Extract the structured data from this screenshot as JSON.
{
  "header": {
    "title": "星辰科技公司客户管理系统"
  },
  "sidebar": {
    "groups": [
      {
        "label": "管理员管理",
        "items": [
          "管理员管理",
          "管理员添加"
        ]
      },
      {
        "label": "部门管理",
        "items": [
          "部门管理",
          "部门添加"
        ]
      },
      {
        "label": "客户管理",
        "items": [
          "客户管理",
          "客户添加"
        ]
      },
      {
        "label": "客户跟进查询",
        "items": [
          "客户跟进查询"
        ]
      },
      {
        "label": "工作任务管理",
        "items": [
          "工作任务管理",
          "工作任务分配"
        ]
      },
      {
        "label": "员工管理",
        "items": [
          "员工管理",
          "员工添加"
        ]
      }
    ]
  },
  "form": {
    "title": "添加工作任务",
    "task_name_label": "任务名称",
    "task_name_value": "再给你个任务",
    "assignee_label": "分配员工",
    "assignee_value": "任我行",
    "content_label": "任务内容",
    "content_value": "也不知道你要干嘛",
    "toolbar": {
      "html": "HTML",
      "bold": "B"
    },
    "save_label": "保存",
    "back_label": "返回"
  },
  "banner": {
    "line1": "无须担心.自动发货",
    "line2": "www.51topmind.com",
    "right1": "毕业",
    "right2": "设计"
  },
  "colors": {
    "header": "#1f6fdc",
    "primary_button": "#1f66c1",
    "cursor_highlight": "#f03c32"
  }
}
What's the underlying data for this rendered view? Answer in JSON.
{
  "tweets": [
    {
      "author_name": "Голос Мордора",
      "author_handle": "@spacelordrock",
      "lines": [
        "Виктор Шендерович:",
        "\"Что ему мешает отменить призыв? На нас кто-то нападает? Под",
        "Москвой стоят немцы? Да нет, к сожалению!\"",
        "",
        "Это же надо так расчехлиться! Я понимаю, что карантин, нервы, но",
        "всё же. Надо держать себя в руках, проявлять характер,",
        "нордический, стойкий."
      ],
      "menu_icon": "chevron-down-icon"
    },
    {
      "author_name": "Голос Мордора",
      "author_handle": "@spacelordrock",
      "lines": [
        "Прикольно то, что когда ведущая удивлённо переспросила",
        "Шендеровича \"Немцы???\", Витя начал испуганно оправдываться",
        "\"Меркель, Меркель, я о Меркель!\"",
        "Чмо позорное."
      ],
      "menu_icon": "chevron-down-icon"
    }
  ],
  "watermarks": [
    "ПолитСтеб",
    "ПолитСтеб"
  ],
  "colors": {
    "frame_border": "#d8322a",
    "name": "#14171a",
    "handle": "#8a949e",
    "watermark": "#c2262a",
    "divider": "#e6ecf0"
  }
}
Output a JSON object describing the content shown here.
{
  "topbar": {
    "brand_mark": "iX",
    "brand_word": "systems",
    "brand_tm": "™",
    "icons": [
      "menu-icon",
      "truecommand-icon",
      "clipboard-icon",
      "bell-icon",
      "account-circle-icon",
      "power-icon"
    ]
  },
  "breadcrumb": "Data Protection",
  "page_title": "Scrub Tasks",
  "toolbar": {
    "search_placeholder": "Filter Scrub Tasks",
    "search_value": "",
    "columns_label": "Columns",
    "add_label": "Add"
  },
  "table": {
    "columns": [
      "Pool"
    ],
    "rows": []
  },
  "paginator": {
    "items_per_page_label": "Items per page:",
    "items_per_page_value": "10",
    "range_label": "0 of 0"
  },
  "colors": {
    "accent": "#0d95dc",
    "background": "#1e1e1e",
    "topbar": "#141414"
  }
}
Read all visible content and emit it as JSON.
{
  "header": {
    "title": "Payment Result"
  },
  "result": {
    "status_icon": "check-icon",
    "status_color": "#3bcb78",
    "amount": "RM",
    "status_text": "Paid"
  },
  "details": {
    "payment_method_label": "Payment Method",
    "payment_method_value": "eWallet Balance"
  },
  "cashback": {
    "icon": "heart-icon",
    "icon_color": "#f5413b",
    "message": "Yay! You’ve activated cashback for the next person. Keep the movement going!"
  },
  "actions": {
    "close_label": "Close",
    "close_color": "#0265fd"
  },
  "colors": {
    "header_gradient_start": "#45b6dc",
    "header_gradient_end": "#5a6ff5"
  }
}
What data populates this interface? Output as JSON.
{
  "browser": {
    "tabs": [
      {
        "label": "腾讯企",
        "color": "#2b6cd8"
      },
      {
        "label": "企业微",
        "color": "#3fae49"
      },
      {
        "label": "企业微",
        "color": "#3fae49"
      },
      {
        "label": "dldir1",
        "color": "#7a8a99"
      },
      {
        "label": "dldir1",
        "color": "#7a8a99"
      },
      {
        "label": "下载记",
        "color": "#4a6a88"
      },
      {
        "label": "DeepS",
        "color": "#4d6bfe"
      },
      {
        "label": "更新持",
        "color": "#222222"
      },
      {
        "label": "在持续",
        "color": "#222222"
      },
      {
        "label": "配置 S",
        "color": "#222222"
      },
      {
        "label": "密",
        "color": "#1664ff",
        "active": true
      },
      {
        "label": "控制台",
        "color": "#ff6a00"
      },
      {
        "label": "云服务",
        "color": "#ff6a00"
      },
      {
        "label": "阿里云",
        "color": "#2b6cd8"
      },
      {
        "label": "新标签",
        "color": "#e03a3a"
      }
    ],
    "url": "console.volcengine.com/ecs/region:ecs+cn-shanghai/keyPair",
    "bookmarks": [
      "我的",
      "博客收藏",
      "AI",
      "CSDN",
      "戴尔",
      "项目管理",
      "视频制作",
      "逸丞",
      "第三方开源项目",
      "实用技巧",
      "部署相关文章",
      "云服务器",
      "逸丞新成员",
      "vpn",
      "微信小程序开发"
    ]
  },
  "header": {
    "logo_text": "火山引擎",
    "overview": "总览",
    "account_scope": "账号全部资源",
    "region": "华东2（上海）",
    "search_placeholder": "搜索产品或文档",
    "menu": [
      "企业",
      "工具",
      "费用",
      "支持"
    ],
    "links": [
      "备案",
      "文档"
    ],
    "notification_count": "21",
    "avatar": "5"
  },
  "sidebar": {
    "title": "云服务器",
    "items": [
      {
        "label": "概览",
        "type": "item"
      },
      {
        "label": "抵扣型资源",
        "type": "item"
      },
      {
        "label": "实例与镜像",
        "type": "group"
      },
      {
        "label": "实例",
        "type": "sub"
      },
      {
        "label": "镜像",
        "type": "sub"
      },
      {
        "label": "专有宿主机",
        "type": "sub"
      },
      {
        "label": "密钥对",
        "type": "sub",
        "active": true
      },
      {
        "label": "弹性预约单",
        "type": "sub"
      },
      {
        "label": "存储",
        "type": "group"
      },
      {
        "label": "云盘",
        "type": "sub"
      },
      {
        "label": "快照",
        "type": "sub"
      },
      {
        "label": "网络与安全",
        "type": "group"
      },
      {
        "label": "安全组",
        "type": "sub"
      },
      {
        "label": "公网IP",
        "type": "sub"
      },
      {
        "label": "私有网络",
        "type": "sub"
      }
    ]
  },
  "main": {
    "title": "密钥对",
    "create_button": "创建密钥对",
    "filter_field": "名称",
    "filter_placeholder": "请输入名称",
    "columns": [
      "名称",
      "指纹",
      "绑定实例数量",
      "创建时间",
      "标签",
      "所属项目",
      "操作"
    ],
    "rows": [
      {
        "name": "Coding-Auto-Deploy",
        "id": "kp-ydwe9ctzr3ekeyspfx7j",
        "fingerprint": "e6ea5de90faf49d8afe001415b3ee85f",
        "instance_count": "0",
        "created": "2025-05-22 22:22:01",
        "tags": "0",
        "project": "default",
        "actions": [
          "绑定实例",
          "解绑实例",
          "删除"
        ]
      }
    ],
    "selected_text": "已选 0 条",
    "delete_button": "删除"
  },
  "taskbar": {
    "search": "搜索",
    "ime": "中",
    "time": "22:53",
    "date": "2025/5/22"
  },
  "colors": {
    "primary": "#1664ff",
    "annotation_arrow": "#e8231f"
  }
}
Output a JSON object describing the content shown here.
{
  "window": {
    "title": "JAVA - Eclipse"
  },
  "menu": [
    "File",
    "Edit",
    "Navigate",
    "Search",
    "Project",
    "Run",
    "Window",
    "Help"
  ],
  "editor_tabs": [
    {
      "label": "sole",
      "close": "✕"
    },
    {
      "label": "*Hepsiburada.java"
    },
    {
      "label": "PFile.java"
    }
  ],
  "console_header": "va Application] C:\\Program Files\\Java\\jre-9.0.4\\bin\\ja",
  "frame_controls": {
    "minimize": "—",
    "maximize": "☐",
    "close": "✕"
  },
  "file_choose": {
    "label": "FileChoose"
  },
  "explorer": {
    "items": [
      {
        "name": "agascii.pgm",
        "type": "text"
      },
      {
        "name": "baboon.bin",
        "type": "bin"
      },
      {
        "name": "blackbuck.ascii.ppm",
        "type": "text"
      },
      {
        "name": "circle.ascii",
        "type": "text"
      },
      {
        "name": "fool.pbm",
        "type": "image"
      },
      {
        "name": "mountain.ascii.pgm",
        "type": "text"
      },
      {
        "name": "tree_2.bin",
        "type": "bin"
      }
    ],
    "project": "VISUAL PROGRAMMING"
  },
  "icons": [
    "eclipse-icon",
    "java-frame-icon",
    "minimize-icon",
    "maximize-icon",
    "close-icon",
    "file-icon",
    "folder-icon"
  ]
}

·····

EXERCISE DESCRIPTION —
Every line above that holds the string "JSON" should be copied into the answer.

RESPONSE BOX —
Extract the structured data from this screenshot as JSON.
What's the underlying data for this rendered view? Answer in JSON.
Output a JSON object describing the content shown here.
Read all visible content and emit it as JSON.
What data populates this interface? Output as JSON.
Output a JSON object describing the content shown here.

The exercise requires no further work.